I particularly enjoyed the story’s delightfully nuanced secondary characters, a Shakespearean range of personalities, dialects, and rhythms. Their dialogue is blessed with both depth and hilarity. For this reason, I recommend listening to the audio book while reading the story. “Messiah” serves up an abundance of fabulous British slang of the period. The context and tone of the writing successfully convey the general meaning of the unfamiliar words, and I would have enjoyed reading the book by itself. Having said that, however, I am so glad that I didn’t just read the book. The audio book is a rare gem to anyone who appreciates the theatre. It is a luxury to listen to British actor David Shaughnessy narrate and channel the entire cast of characters. It’s much like enjoying a Merchant Ivory film. To those with a theatre background, it might be reminiscent of John Barton’s Playing Shakespeare series, which is to say that David Shaughnessy’s rendering of the range of characters is a gift. Don’t miss it. Without the audio, I’m certain I would have missed out on the rich diversity of characters’ personalities and voices, nuances in the dialogue, as well as the juicy sound and intended meaning of 18th century British slang.

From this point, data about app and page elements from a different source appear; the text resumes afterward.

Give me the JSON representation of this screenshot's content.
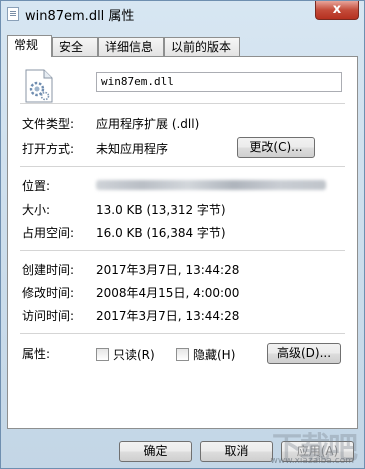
{
  "window": {
    "title": "win87em.dll 属性",
    "close_label": "x"
  },
  "tabs": [
    "常规",
    "安全",
    "详细信息",
    "以前的版本"
  ],
  "general": {
    "filename": "win87em.dll",
    "file_type_label": "文件类型:",
    "file_type_value": "应用程序扩展 (.dll)",
    "open_with_label": "打开方式:",
    "open_with_value": "未知应用程序",
    "change_button": "更改(C)...",
    "location_label": "位置:",
    "size_label": "大小:",
    "size_value": "13.0 KB (13,312 字节)",
    "size_on_disk_label": "占用空间:",
    "size_on_disk_value": "16.0 KB (16,384 字节)",
    "created_label": "创建时间:",
    "created_value": "2017年3月7日, 13:44:28",
    "modified_label": "修改时间:",
    "modified_value": "2008年4月15日, 4:00:00",
    "accessed_label": "访问时间:",
    "accessed_value": "2017年3月7日, 13:44:28",
    "attributes_label": "属性:",
    "readonly_label": "只读(R)",
    "hidden_label": "隐藏(H)",
    "advanced_button": "高级(D)..."
  },
  "buttons": {
    "ok": "确定",
    "cancel": "取消",
    "apply": "应用(A)"
  },
  "watermark": {
    "big": "下载吧",
    "small": "www.xiazaiba.com"
  }
}
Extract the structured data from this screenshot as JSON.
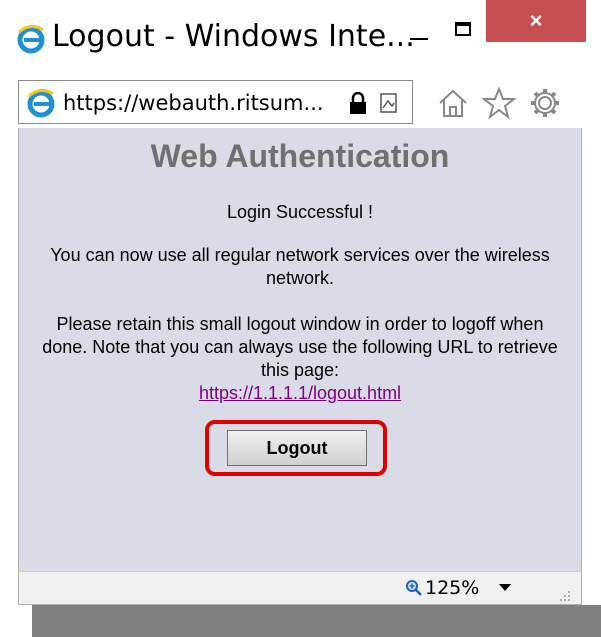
{
  "window": {
    "title": "Logout - Windows Inte...",
    "close_label": "×"
  },
  "address_bar": {
    "url_prefix": "https://webauth.",
    "url_host": "ritsum...",
    "icons": [
      "lock-icon",
      "compatibility-view-icon",
      "home-icon",
      "favorites-star-icon",
      "gear-icon"
    ]
  },
  "page": {
    "heading": "Web Authentication",
    "status": "Login Successful !",
    "info": "You can now use all regular network services over the wireless network.",
    "retain_note": "Please retain this small logout window in order to logoff when done. Note that you can always use the following URL to retrieve this page:",
    "logout_url": "https://1.1.1.1/logout.html",
    "logout_button": "Logout"
  },
  "status_bar": {
    "zoom": "125%"
  },
  "colors": {
    "content_bg": "#d9dce6",
    "heading": "#707070",
    "close_btn": "#c75050",
    "highlight": "#e00000",
    "link": "#800080"
  }
}
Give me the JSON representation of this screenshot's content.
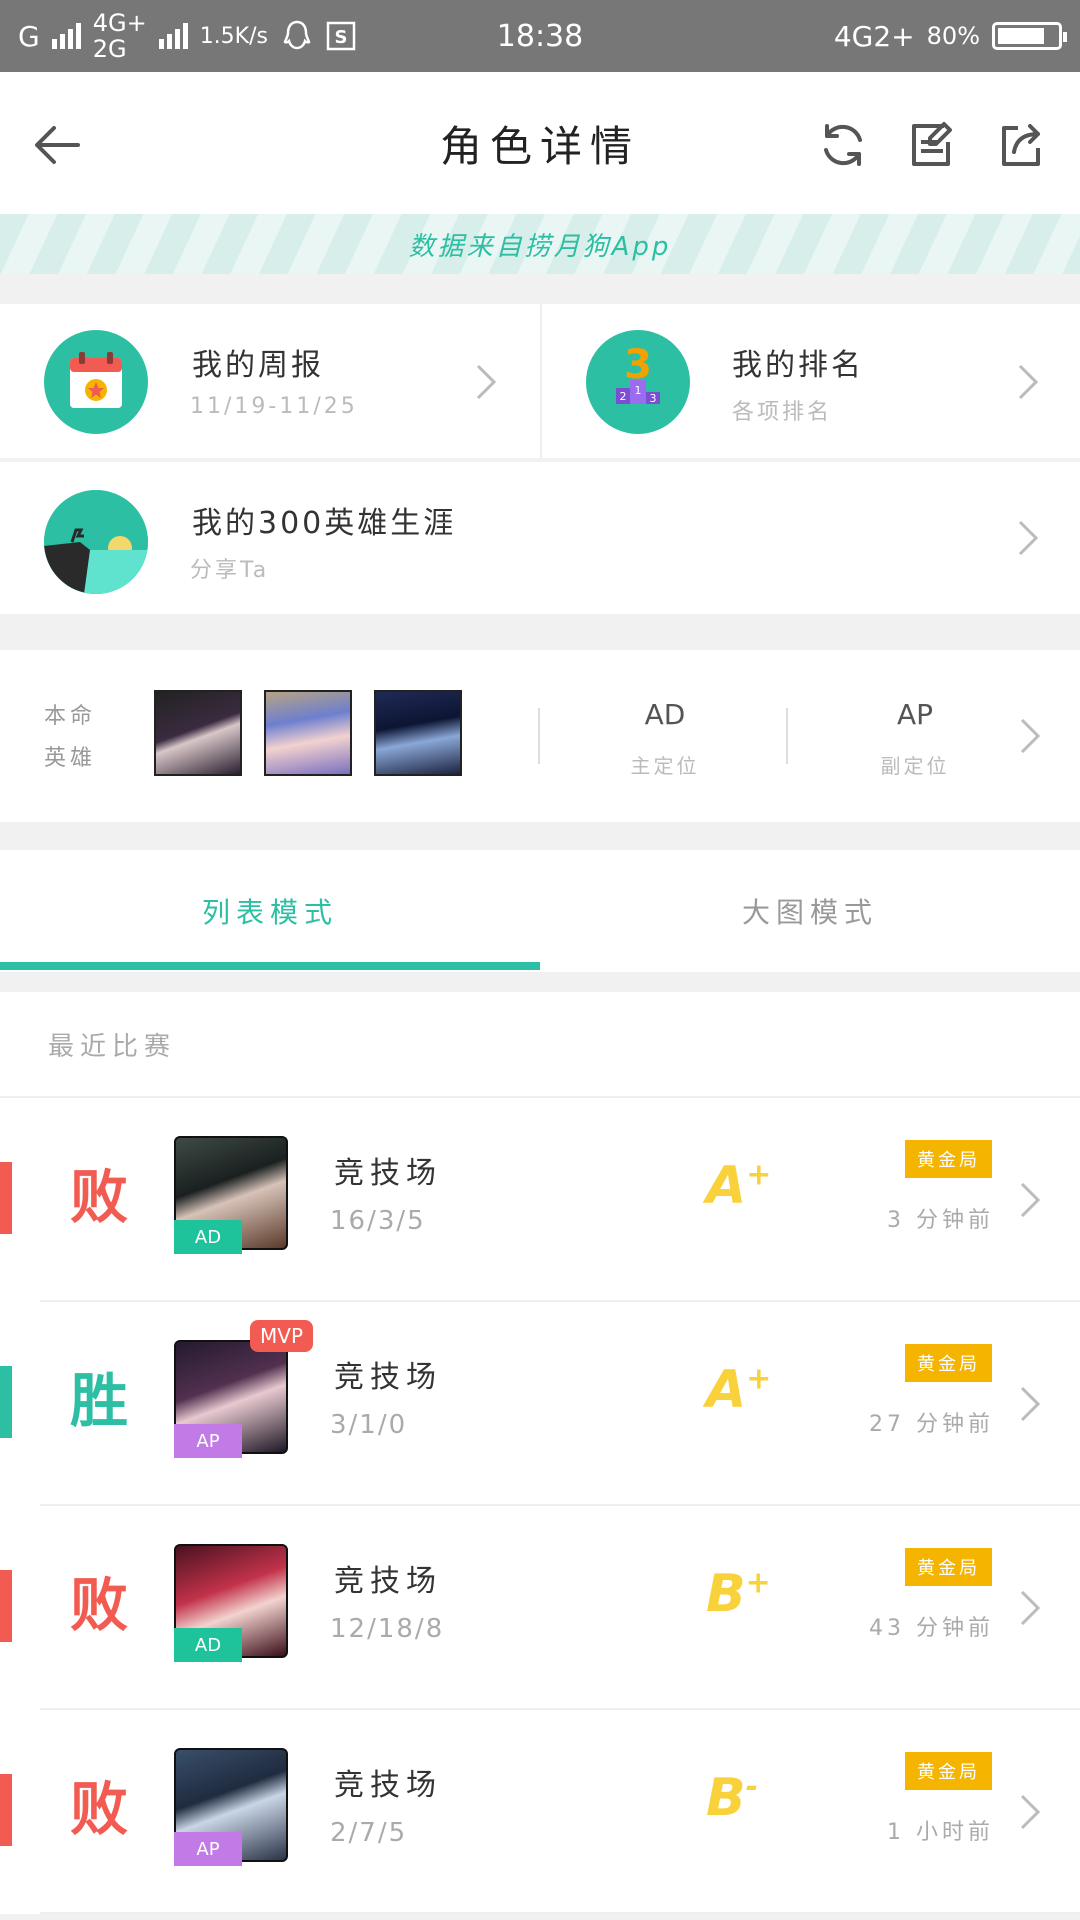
{
  "status_bar": {
    "carrier1": "G",
    "carrier2_top": "4G+",
    "carrier2_bottom": "2G",
    "speed": "1.5K/s",
    "time": "18:38",
    "network": "4G2+",
    "battery": "80%",
    "battery_level": 0.8
  },
  "header": {
    "title": "角色详情"
  },
  "banner": {
    "text": "数据来自捞月狗App"
  },
  "features": {
    "weekly": {
      "title": "我的周报",
      "sub": "11/19-11/25"
    },
    "ranking": {
      "title": "我的排名",
      "sub": "各项排名"
    },
    "career": {
      "title": "我的300英雄生涯",
      "sub": "分享Ta"
    }
  },
  "heroes": {
    "label_line1": "本命",
    "label_line2": "英雄",
    "main_pos_value": "AD",
    "main_pos_label": "主定位",
    "sub_pos_value": "AP",
    "sub_pos_label": "副定位"
  },
  "tabs": {
    "list": "列表模式",
    "big": "大图模式"
  },
  "recent": {
    "label": "最近比赛"
  },
  "matches": [
    {
      "result": "败",
      "mode": "竞技场",
      "kda": "16/3/5",
      "grade": "A",
      "grade_mod": "+",
      "badge": "黄金局",
      "time": "3 分钟前",
      "role": "AD",
      "mvp": ""
    },
    {
      "result": "胜",
      "mode": "竞技场",
      "kda": "3/1/0",
      "grade": "A",
      "grade_mod": "+",
      "badge": "黄金局",
      "time": "27 分钟前",
      "role": "AP",
      "mvp": "MVP"
    },
    {
      "result": "败",
      "mode": "竞技场",
      "kda": "12/18/8",
      "grade": "B",
      "grade_mod": "+",
      "badge": "黄金局",
      "time": "43 分钟前",
      "role": "AD",
      "mvp": ""
    },
    {
      "result": "败",
      "mode": "竞技场",
      "kda": "2/7/5",
      "grade": "B",
      "grade_mod": "-",
      "badge": "黄金局",
      "time": "1 小时前",
      "role": "AP",
      "mvp": ""
    }
  ],
  "colors": {
    "accent": "#2cbfa3",
    "loss": "#f25b52",
    "win": "#2cbfa3",
    "grade": "#f9d13a",
    "badge": "#f4b400",
    "role_ad": "#1fc39b",
    "role_ap": "#c27be6"
  }
}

This “Messiah” presents artistic, political, and cultural history in a most approachable form, honors the depth and breadth of the period, and identifies more than a few issues that resonate across time.